* _Source material_:

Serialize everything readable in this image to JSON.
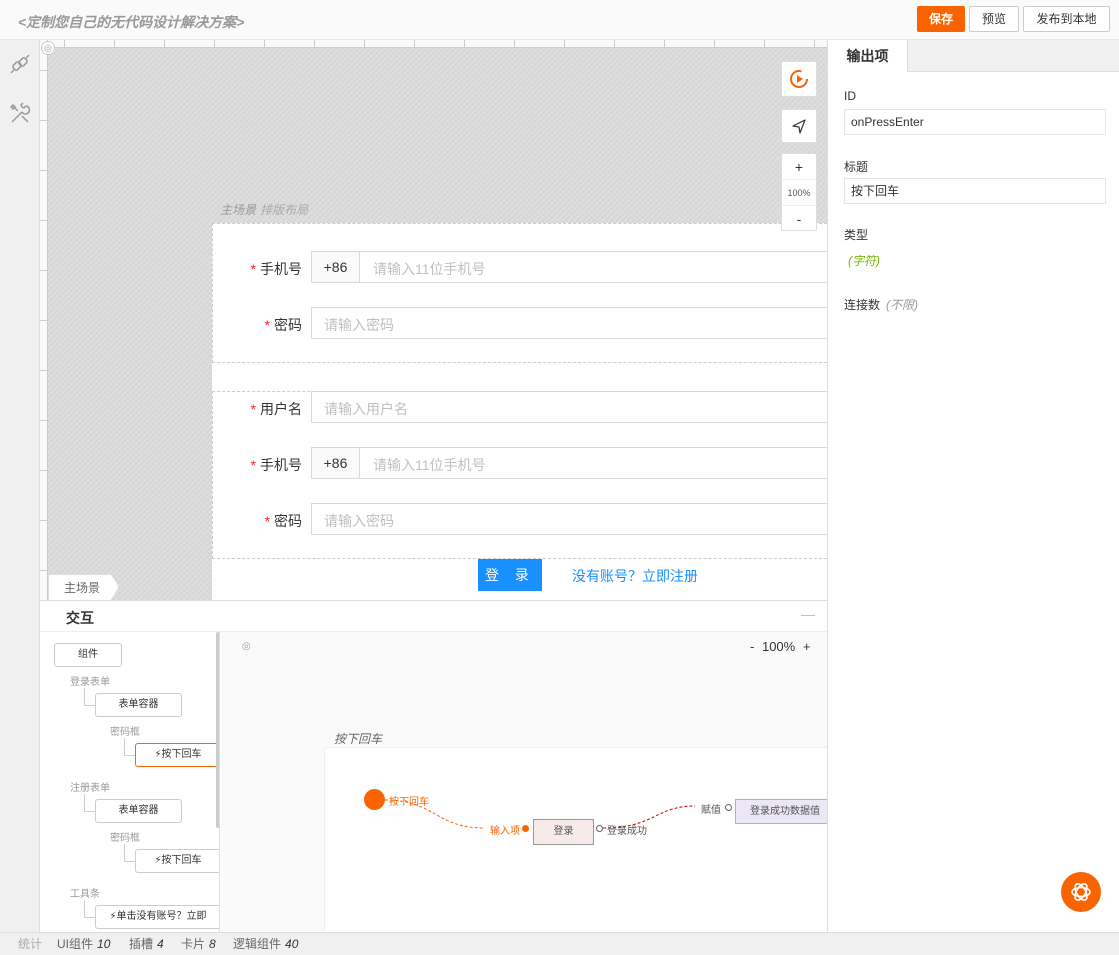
{
  "app": {
    "title": "<定制您自己的无代码设计解决方案>"
  },
  "toolbar": {
    "save": "保存",
    "preview": "预览",
    "publish": "发布到本地"
  },
  "canvas": {
    "scene_label": "主场景",
    "scene_sub": "排版布局",
    "scene_tab": "主场景",
    "zoom": "100%",
    "zoom_in": "+",
    "zoom_out": "-",
    "login_form": {
      "phone_label": "手机号",
      "phone_prefix": "+86",
      "phone_placeholder": "请输入11位手机号",
      "password_label": "密码",
      "password_placeholder": "请输入密码"
    },
    "register_form": {
      "username_label": "用户名",
      "username_placeholder": "请输入用户名",
      "phone_label": "手机号",
      "phone_prefix": "+86",
      "phone_placeholder": "请输入11位手机号",
      "password_label": "密码",
      "password_placeholder": "请输入密码"
    },
    "required_mark": "*",
    "login_button": "登 录",
    "register_link": "没有账号？立即注册"
  },
  "interaction": {
    "title": "交互",
    "collapse": "—",
    "tree": {
      "root": "组件",
      "login_form": "登录表单",
      "login_container": "表单容器",
      "login_password": "密码框",
      "login_enter": "⚡按下回车",
      "register_form": "注册表单",
      "register_container": "表单容器",
      "register_password": "密码框",
      "register_enter": "⚡按下回车",
      "toolbar": "工具条",
      "toolbar_click": "⚡单击没有账号？立即"
    },
    "flow": {
      "zoom_out": "-",
      "zoom": "100%",
      "zoom_in": "+",
      "title": "按下回车",
      "start_label": "按下回车",
      "input_label": "输入项",
      "login_node": "登录",
      "success_label": "登录成功",
      "assign_label": "赋值",
      "data_node": "登录成功数据值"
    }
  },
  "props": {
    "tab": "输出项",
    "id_label": "ID",
    "id_value": "onPressEnter",
    "title_label": "标题",
    "title_value": "按下回车",
    "type_label": "类型",
    "type_value": "(字符)",
    "conn_label": "连接数",
    "conn_value": "(不限)"
  },
  "status": {
    "stats": "统计",
    "ui_label": "UI组件",
    "ui_count": "10",
    "slot_label": "插槽",
    "slot_count": "4",
    "card_label": "卡片",
    "card_count": "8",
    "logic_label": "逻辑组件",
    "logic_count": "40"
  },
  "colors": {
    "accent": "#fa6400",
    "primary": "#1890ff",
    "required": "#f5222d",
    "type": "#7cb305"
  },
  "icons": [
    "plug-icon",
    "tools-icon",
    "debug-play-icon",
    "locate-arrow-icon",
    "assistant-icon"
  ]
}
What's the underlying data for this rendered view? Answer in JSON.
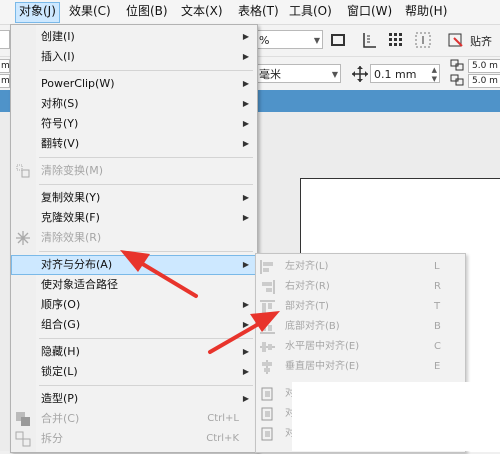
{
  "menubar": {
    "items": [
      {
        "label": "对象(J)"
      },
      {
        "label": "效果(C)"
      },
      {
        "label": "位图(B)"
      },
      {
        "label": "文本(X)"
      },
      {
        "label": "表格(T)"
      },
      {
        "label": "工具(O)"
      },
      {
        "label": "窗口(W)"
      },
      {
        "label": "帮助(H)"
      }
    ]
  },
  "toolbar": {
    "zoom_value": "%",
    "paste_label": "贴齐",
    "unit_label": "毫米",
    "nudge_value": "0.1 mm",
    "dup_x": "5.0 m",
    "dup_y": "5.0 m",
    "left_field_top": "m",
    "left_field_bottom": "m"
  },
  "object_menu": {
    "items": [
      {
        "label": "创建(I)",
        "submenu": true,
        "disabled": false
      },
      {
        "label": "插入(I)",
        "submenu": true,
        "disabled": false
      },
      {
        "label": "PowerClip(W)",
        "submenu": true,
        "disabled": false
      },
      {
        "label": "对称(S)",
        "submenu": true,
        "disabled": false
      },
      {
        "label": "符号(Y)",
        "submenu": true,
        "disabled": false
      },
      {
        "label": "翻转(V)",
        "submenu": true,
        "disabled": false
      },
      {
        "label": "清除变换(M)",
        "submenu": false,
        "disabled": true
      },
      {
        "label": "复制效果(Y)",
        "submenu": true,
        "disabled": false
      },
      {
        "label": "克隆效果(F)",
        "submenu": true,
        "disabled": false
      },
      {
        "label": "清除效果(R)",
        "submenu": false,
        "disabled": true
      },
      {
        "label": "对齐与分布(A)",
        "submenu": true,
        "disabled": false,
        "highlighted": true
      },
      {
        "label": "使对象适合路径",
        "submenu": false,
        "disabled": false
      },
      {
        "label": "顺序(O)",
        "submenu": true,
        "disabled": false
      },
      {
        "label": "组合(G)",
        "submenu": true,
        "disabled": false
      },
      {
        "label": "隐藏(H)",
        "submenu": true,
        "disabled": false
      },
      {
        "label": "锁定(L)",
        "submenu": true,
        "disabled": false
      },
      {
        "label": "造型(P)",
        "submenu": true,
        "disabled": false
      },
      {
        "label": "合并(C)",
        "shortcut": "Ctrl+L",
        "disabled": true
      },
      {
        "label": "拆分",
        "shortcut": "Ctrl+K",
        "disabled": true
      }
    ]
  },
  "align_submenu": {
    "items": [
      {
        "label": "左对齐(L)",
        "shortcut": "L"
      },
      {
        "label": "右对齐(R)",
        "shortcut": "R"
      },
      {
        "label": "部对齐(T)",
        "shortcut": "T"
      },
      {
        "label": "底部对齐(B)",
        "shortcut": "B"
      },
      {
        "label": "水平居中对齐(E)",
        "shortcut": "C"
      },
      {
        "label": "垂直居中对齐(E)",
        "shortcut": "E"
      },
      {
        "label": "对"
      },
      {
        "label": "对"
      },
      {
        "label": "对"
      }
    ]
  },
  "colors": {
    "highlight": "#cde8ff",
    "highlight_border": "#7ab9e8",
    "arrow": "#e8342c",
    "doc_tab": "#4f93c9"
  }
}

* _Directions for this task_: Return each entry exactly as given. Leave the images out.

* _Finished exercise_:
Serialize everything readable in this image to JSON.
{
  "app": {
    "title": "<定制您自己的无代码设计解决方案>"
  },
  "toolbar": {
    "save": "保存",
    "preview": "预览",
    "publish": "发布到本地"
  },
  "canvas": {
    "scene_label": "主场景",
    "scene_sub": "排版布局",
    "scene_tab": "主场景",
    "zoom": "100%",
    "zoom_in": "+",
    "zoom_out": "-",
    "login_form": {
      "phone_label": "手机号",
      "phone_prefix": "+86",
      "phone_placeholder": "请输入11位手机号",
      "password_label": "密码",
      "password_placeholder": "请输入密码"
    },
    "register_form": {
      "username_label": "用户名",
      "username_placeholder": "请输入用户名",
      "phone_label": "手机号",
      "phone_prefix": "+86",
      "phone_placeholder": "请输入11位手机号",
      "password_label": "密码",
      "password_placeholder": "请输入密码"
    },
    "required_mark": "*",
    "login_button": "登 录",
    "register_link": "没有账号？立即注册"
  },
  "interaction": {
    "title": "交互",
    "collapse": "—",
    "tree": {
      "root": "组件",
      "login_form": "登录表单",
      "login_container": "表单容器",
      "login_password": "密码框",
      "login_enter": "⚡按下回车",
      "register_form": "注册表单",
      "register_container": "表单容器",
      "register_password": "密码框",
      "register_enter": "⚡按下回车",
      "toolbar": "工具条",
      "toolbar_click": "⚡单击没有账号？立即"
    },
    "flow": {
      "zoom_out": "-",
      "zoom": "100%",
      "zoom_in": "+",
      "title": "按下回车",
      "start_label": "按下回车",
      "input_label": "输入项",
      "login_node": "登录",
      "success_label": "登录成功",
      "assign_label": "赋值",
      "data_node": "登录成功数据值"
    }
  },
  "props": {
    "tab": "输出项",
    "id_label": "ID",
    "id_value": "onPressEnter",
    "title_label": "标题",
    "title_value": "按下回车",
    "type_label": "类型",
    "type_value": "(字符)",
    "conn_label": "连接数",
    "conn_value": "(不限)"
  },
  "status": {
    "stats": "统计",
    "ui_label": "UI组件",
    "ui_count": "10",
    "slot_label": "插槽",
    "slot_count": "4",
    "card_label": "卡片",
    "card_count": "8",
    "logic_label": "逻辑组件",
    "logic_count": "40"
  },
  "colors": {
    "accent": "#fa6400",
    "primary": "#1890ff",
    "required": "#f5222d",
    "type": "#7cb305"
  },
  "icons": [
    "plug-icon",
    "tools-icon",
    "debug-play-icon",
    "locate-arrow-icon",
    "assistant-icon"
  ]
}
What's the underlying data for this rendered view? Answer in JSON.
{
  "menubar": {
    "items": [
      {
        "label": "对象(J)"
      },
      {
        "label": "效果(C)"
      },
      {
        "label": "位图(B)"
      },
      {
        "label": "文本(X)"
      },
      {
        "label": "表格(T)"
      },
      {
        "label": "工具(O)"
      },
      {
        "label": "窗口(W)"
      },
      {
        "label": "帮助(H)"
      }
    ]
  },
  "toolbar": {
    "zoom_value": "%",
    "paste_label": "贴齐",
    "unit_label": "毫米",
    "nudge_value": "0.1 mm",
    "dup_x": "5.0 m",
    "dup_y": "5.0 m",
    "left_field_top": "m",
    "left_field_bottom": "m"
  },
  "object_menu": {
    "items": [
      {
        "label": "创建(I)",
        "submenu": true,
        "disabled": false
      },
      {
        "label": "插入(I)",
        "submenu": true,
        "disabled": false
      },
      {
        "label": "PowerClip(W)",
        "submenu": true,
        "disabled": false
      },
      {
        "label": "对称(S)",
        "submenu": true,
        "disabled": false
      },
      {
        "label": "符号(Y)",
        "submenu": true,
        "disabled": false
      },
      {
        "label": "翻转(V)",
        "submenu": true,
        "disabled": false
      },
      {
        "label": "清除变换(M)",
        "submenu": false,
        "disabled": true
      },
      {
        "label": "复制效果(Y)",
        "submenu": true,
        "disabled": false
      },
      {
        "label": "克隆效果(F)",
        "submenu": true,
        "disabled": false
      },
      {
        "label": "清除效果(R)",
        "submenu": false,
        "disabled": true
      },
      {
        "label": "对齐与分布(A)",
        "submenu": true,
        "disabled": false,
        "highlighted": true
      },
      {
        "label": "使对象适合路径",
        "submenu": false,
        "disabled": false
      },
      {
        "label": "顺序(O)",
        "submenu": true,
        "disabled": false
      },
      {
        "label": "组合(G)",
        "submenu": true,
        "disabled": false
      },
      {
        "label": "隐藏(H)",
        "submenu": true,
        "disabled": false
      },
      {
        "label": "锁定(L)",
        "submenu": true,
        "disabled": false
      },
      {
        "label": "造型(P)",
        "submenu": true,
        "disabled": false
      },
      {
        "label": "合并(C)",
        "shortcut": "Ctrl+L",
        "disabled": true
      },
      {
        "label": "拆分",
        "shortcut": "Ctrl+K",
        "disabled": true
      }
    ]
  },
  "align_submenu": {
    "items": [
      {
        "label": "左对齐(L)",
        "shortcut": "L"
      },
      {
        "label": "右对齐(R)",
        "shortcut": "R"
      },
      {
        "label": "部对齐(T)",
        "shortcut": "T"
      },
      {
        "label": "底部对齐(B)",
        "shortcut": "B"
      },
      {
        "label": "水平居中对齐(E)",
        "shortcut": "C"
      },
      {
        "label": "垂直居中对齐(E)",
        "shortcut": "E"
      },
      {
        "label": "对"
      },
      {
        "label": "对"
      },
      {
        "label": "对"
      }
    ]
  },
  "colors": {
    "highlight": "#cde8ff",
    "highlight_border": "#7ab9e8",
    "arrow": "#e8342c",
    "doc_tab": "#4f93c9"
  }
}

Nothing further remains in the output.